Work to be completed:
Within the records that follow, find every line containing the string "word". Copy those lines.

Collection entries:
________________________

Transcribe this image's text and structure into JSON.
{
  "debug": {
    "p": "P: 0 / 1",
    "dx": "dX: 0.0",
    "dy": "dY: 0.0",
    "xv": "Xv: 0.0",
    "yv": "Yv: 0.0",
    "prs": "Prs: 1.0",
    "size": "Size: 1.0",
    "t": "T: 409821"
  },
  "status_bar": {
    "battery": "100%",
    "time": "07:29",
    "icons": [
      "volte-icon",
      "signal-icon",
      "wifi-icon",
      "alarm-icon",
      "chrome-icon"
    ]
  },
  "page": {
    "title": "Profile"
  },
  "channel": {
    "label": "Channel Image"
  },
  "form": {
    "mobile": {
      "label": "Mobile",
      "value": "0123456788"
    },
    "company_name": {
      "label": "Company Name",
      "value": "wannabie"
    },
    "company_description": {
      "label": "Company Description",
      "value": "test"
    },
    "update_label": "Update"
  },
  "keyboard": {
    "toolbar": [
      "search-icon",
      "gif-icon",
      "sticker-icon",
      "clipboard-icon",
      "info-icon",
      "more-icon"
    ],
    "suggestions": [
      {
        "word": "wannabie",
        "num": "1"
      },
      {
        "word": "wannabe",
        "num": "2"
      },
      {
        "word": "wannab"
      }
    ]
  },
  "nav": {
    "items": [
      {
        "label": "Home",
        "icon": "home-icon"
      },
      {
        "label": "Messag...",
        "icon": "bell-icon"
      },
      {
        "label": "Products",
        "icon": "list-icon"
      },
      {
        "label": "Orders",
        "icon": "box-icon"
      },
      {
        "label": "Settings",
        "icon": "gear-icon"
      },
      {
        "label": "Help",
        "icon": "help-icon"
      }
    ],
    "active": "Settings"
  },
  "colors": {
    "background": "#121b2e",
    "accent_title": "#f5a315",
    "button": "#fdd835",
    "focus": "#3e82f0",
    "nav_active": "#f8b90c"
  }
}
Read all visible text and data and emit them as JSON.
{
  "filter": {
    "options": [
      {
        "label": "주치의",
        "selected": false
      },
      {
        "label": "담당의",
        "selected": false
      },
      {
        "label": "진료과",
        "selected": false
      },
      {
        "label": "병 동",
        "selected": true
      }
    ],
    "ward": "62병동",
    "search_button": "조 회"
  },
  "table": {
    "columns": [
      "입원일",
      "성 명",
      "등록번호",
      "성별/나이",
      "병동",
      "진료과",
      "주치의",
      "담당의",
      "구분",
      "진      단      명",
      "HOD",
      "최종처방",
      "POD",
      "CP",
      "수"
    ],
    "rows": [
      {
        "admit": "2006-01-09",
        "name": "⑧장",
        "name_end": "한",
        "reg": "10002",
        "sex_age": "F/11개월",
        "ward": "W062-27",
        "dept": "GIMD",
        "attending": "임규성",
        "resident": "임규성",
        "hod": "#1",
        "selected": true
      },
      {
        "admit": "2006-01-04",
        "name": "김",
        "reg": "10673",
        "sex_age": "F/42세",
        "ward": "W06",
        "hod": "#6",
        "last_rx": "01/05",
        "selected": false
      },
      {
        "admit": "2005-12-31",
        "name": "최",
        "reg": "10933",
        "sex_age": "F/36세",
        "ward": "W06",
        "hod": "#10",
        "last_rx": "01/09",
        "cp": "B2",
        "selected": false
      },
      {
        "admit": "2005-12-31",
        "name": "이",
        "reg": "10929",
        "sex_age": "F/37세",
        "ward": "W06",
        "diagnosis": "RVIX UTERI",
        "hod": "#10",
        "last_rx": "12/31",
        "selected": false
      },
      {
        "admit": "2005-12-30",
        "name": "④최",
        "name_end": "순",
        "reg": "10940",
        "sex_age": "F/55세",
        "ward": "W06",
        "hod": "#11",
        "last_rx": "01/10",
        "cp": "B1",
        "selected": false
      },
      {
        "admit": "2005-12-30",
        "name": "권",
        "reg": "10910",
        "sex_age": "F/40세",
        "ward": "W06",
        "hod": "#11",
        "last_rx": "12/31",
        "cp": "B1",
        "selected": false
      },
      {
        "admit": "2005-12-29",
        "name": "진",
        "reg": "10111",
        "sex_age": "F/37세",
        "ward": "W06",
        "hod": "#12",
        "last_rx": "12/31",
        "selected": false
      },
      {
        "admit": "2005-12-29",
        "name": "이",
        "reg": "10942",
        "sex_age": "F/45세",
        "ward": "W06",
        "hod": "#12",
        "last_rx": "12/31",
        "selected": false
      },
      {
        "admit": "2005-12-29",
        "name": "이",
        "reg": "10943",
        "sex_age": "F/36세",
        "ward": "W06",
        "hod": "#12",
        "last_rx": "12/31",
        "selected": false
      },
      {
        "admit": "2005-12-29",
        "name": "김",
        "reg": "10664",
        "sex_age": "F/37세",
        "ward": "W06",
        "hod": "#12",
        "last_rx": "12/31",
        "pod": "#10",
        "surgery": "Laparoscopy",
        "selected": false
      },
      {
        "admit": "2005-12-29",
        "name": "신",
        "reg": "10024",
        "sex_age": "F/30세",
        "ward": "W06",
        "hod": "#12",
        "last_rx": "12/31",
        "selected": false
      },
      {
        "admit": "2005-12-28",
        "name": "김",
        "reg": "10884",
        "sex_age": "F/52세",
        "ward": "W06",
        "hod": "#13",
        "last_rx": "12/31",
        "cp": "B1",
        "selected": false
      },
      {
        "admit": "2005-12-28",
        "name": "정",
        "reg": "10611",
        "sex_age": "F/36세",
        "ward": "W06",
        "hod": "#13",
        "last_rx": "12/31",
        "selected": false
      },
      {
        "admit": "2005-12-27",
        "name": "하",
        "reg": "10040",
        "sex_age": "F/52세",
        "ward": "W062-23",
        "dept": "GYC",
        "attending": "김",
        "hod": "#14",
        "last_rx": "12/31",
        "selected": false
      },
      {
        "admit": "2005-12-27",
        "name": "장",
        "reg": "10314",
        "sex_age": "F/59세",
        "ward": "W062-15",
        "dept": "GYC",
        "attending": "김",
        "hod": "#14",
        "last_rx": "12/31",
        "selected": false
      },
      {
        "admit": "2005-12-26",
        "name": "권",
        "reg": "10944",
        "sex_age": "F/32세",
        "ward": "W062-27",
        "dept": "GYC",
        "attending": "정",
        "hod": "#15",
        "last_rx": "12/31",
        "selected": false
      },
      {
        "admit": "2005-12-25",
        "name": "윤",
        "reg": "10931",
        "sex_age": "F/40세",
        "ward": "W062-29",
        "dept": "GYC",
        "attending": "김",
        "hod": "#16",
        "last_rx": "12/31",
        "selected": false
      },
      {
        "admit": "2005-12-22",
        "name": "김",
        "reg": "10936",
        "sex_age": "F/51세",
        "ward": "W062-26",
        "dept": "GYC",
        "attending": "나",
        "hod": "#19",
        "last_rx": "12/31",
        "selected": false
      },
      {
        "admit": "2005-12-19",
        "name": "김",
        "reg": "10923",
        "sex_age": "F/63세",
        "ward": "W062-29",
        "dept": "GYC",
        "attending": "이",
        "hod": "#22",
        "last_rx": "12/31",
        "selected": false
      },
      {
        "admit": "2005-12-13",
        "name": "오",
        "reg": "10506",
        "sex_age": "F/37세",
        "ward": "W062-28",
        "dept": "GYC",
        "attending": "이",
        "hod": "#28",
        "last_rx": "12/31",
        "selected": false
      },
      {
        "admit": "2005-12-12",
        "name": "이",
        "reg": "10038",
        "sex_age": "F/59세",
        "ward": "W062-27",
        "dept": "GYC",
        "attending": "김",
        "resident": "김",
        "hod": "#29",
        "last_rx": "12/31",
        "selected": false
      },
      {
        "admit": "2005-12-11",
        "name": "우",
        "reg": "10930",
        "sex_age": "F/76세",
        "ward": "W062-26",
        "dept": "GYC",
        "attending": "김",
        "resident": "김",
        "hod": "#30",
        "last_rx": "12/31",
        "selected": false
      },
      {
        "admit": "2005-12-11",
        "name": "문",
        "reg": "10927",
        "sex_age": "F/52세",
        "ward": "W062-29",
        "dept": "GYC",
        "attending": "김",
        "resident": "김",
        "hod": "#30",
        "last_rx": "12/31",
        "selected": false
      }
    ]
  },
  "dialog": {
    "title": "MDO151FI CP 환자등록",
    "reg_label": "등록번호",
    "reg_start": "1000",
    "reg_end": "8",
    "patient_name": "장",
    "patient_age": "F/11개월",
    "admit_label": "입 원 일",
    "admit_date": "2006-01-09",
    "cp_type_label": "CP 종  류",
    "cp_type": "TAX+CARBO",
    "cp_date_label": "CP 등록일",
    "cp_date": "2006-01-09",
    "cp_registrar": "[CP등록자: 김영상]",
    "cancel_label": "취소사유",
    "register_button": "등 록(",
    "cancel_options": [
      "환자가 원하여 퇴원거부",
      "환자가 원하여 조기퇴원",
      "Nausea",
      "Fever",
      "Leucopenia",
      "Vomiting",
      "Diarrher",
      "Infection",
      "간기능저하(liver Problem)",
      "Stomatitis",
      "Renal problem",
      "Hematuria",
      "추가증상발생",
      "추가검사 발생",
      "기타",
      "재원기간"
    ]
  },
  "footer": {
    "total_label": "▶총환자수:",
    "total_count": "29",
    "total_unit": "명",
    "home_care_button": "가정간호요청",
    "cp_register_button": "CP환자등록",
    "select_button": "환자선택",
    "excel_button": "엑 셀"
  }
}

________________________

Solution:
        "word": "wannabie",
        "word": "wannabe",
        "word": "wannab"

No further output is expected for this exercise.